The backing tracks that were used by the folks at Halmark weren't always just random moldy sounding orchestral monstrosities and other outdated material which seemed 20 years older than the records for which they were used. As Sammy Reed pointed out last year, a few of Halmark's backing tracks were clearly originally made to back up cover versions of songs from the late 1960's. Specifically, he identified the music beds for "I'm Gonna Make You Love Me", and "By the Time I Get to Phoenix" (the latter of which was driven home even more strongly by the discovery of this record).

Those songs had complex enough structures and standard enough settings that the fact that their backing tracks were for those specific songs might never have occurred to me. The resulting songs, therefore, don't particularly song like the tunes for which the backing was created.

The same cannot be said for today's astonishing and wonderfully odd feature, "Footprints on the Moon". That's because the song over which this track is built has a unique sound, arrangement and chord progression. From the opening bars, it's clear that the backing track used was meant for use with the song "Gentle On My Mind", with every aspect of it sounding like a fun-house mirror version of the hit song version by Glen Campbell (except that the pristine instrumental performances of the original have been replace by uninspired hackwork, led by a banjo part which sounds like it's being played by a student new to the instrument). Even the voice of the singer - who I don't recognize as a Halmark regular - has a passing resemblence to Glen Campbell's timbre.

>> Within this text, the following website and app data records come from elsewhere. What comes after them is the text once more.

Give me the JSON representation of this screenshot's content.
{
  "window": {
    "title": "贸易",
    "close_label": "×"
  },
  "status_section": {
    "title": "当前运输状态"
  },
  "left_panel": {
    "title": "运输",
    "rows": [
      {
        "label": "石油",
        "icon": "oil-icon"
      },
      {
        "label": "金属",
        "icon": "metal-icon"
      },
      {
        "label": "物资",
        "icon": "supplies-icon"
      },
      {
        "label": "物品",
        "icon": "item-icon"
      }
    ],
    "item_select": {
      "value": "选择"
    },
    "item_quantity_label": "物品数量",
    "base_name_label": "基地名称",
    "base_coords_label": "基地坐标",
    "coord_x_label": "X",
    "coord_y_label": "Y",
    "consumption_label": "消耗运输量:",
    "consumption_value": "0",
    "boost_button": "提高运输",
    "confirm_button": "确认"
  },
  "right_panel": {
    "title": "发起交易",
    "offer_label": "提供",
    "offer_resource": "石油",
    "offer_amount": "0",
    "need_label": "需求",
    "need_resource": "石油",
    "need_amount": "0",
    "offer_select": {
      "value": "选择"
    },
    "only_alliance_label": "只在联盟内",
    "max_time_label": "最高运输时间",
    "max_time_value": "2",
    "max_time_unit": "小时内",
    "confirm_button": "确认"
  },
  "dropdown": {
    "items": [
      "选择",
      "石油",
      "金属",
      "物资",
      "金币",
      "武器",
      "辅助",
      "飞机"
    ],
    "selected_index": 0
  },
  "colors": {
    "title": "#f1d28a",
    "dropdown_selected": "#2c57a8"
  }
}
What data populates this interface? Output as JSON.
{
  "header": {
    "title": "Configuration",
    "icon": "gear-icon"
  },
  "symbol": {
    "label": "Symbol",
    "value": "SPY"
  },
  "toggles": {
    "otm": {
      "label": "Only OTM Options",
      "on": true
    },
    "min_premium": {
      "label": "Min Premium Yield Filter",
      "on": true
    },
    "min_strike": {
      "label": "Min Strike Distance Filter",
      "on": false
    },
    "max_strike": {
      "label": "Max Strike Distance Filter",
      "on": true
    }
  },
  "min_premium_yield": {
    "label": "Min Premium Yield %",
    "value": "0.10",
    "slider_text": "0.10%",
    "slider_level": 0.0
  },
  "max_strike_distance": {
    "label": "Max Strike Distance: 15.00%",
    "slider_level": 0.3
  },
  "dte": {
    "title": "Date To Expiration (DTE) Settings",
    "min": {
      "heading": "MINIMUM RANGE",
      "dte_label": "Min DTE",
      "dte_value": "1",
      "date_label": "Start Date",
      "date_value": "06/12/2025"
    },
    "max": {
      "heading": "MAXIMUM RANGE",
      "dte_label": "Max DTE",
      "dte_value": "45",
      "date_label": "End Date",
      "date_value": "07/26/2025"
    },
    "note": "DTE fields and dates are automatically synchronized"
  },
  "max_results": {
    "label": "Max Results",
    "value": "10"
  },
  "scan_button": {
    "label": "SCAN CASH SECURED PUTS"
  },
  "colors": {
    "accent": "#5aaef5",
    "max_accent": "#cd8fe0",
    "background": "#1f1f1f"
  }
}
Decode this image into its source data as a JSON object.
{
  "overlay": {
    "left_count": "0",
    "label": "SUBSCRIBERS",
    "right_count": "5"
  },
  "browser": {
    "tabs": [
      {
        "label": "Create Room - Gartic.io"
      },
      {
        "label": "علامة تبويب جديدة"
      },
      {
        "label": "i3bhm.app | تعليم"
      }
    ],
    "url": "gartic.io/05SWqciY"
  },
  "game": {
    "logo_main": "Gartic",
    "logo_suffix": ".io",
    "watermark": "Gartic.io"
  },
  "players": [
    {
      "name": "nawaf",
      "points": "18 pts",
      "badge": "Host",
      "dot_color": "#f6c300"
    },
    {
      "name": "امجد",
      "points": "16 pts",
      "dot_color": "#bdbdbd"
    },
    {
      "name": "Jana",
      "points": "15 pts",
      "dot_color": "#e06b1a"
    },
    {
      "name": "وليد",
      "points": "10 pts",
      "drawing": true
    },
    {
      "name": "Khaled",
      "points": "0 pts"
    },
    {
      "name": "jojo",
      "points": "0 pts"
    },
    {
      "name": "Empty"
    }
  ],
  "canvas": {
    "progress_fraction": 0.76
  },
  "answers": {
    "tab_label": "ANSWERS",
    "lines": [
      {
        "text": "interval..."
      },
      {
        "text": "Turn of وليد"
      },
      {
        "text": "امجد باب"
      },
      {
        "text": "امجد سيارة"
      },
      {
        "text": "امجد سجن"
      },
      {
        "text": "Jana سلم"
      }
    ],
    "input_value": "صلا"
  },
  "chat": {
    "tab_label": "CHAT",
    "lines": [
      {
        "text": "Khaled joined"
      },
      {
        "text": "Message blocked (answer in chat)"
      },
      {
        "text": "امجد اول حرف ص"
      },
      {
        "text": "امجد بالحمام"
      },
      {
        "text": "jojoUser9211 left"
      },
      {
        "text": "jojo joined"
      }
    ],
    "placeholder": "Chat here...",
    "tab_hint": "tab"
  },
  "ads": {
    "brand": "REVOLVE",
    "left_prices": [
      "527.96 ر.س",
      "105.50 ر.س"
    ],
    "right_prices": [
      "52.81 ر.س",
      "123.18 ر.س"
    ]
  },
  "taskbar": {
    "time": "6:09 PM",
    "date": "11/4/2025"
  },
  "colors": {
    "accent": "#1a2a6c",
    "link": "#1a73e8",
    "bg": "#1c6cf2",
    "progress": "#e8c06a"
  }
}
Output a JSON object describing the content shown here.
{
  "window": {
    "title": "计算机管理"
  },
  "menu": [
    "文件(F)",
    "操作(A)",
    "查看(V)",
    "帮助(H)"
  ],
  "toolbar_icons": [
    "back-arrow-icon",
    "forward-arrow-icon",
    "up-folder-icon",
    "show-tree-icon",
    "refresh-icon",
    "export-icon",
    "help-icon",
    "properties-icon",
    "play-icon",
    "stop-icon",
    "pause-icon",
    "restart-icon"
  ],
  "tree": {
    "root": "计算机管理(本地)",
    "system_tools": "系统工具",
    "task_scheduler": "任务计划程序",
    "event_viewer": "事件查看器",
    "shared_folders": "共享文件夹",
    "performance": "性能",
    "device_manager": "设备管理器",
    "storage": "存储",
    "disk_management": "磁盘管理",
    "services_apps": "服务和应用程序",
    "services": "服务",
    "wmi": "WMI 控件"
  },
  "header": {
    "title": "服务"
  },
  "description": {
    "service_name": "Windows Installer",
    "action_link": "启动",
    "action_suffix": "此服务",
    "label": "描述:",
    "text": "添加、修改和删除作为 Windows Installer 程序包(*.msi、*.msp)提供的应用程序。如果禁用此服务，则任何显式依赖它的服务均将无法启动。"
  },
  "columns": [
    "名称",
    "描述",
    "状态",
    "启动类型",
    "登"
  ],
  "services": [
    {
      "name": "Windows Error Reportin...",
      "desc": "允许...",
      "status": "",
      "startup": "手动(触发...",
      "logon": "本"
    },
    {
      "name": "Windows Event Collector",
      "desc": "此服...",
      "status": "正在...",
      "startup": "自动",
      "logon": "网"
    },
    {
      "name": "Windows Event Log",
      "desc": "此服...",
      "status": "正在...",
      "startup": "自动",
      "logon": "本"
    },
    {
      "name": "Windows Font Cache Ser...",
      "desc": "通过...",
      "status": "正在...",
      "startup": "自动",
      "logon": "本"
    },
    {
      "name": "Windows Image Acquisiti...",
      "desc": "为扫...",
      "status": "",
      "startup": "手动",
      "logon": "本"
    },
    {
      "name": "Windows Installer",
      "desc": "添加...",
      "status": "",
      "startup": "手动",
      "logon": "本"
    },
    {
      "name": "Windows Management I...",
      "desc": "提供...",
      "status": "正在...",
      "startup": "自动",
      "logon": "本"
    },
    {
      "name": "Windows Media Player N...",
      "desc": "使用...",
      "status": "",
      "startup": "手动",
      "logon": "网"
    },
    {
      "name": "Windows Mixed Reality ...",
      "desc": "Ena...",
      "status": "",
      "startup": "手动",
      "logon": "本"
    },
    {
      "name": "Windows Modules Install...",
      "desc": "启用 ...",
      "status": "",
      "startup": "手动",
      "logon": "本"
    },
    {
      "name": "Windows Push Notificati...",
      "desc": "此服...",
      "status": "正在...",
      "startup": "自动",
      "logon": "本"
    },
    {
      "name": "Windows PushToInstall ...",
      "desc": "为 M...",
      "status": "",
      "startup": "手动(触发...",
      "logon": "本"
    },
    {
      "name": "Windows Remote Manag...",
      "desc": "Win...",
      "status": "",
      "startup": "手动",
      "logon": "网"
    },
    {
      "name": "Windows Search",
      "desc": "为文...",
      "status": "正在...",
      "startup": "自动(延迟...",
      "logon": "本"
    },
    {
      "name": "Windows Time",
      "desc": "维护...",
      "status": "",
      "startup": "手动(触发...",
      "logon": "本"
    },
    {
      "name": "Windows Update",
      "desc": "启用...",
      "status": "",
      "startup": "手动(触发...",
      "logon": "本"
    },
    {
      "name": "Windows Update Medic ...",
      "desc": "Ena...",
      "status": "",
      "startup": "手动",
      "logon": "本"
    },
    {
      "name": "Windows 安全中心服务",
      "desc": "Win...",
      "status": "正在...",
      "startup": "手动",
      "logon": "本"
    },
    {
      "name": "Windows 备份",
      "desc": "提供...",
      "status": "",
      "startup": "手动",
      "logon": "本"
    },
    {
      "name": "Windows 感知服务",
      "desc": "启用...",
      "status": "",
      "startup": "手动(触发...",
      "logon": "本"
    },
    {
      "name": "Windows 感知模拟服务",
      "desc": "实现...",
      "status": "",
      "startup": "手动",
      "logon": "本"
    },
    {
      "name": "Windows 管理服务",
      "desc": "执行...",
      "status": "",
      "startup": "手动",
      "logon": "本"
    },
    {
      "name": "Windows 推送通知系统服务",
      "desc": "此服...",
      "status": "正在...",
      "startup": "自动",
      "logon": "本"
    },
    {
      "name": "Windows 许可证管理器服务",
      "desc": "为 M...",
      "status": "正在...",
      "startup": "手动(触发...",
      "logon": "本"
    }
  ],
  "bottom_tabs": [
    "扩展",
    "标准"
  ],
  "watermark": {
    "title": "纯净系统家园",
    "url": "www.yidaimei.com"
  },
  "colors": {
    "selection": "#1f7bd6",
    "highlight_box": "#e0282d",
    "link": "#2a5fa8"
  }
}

I can't imagine a writer being satisfied with this result, unless he was completely unfamiliar with the country hits of the day. But then again, this is a writer who's peculiar lyrical conceit here is to have a title which focuses on the fact that men had stepped on the moon, but a lyric which itself focuses almost entirely on the man who DIDN'T step on the moon - it's primarily a complaint that Michael Collins didn't get the attention or praise he deserved for taking the other two up to the moon and "back to their native land". A worthy focus, I suppose, except that the writer overshadows Collins himself by continuing to focus on the fact that two others left "Footprints on the Moon". Nicely done.

This just strikes me as the height of contempt for one's customer, more than even the typical song-poem company towards its song-poets, and, as I titled this entry, plagiarism, plain and simple.

And a weirder record I don't expect to hear this spring, that's for sure.


For some more typical Halmark weirdness, next up we have the immortal Bob Storm, using the aforementioned backing track to "By the Time I Get to Phoenix", singing the words of the same song-poet as "Footprints on the Moon", in this case, a first person ballad about life on the road as a hobo. It's called "The Rod Rider's Song":



Flipping the record over, we find two other absolutely average and typical Halmark tracks, each with one of the backing tracks that Halmark collectors will know from the first bar or two. First up is Jack Kimmel with "Look at Me":



And then there's Bob Storm again, oiling up that voice of his for a turn at the song "Hurt and Rejected":





4 comments:

Anonymous said...

Ha! I've always loved "Footprints" (i think you put it on a tape for me years ago), and you nailed it in your description!

Poor Michael Collins!

I have to say....I've always felt the same way! He comes all that way....only to have to wait behind! Alone!!!

Sammy Reed said...

When I headr "Footprints on the moon", it hit me that this background was also used in "Ten Miles to the Rockies" (http://bobpurse.blogspot.com/2009/08/reason-i-search-for-halmark-records.html), although that one was not as obvious to figure out!

Sammy Reed said...

That's "heard". Sorry.

Anonymous said...

I am weeping at "Footprints". A little bit of wee has also escaped. This is schadenfreude of a very high order indeed. Quite merciless but deserving of none.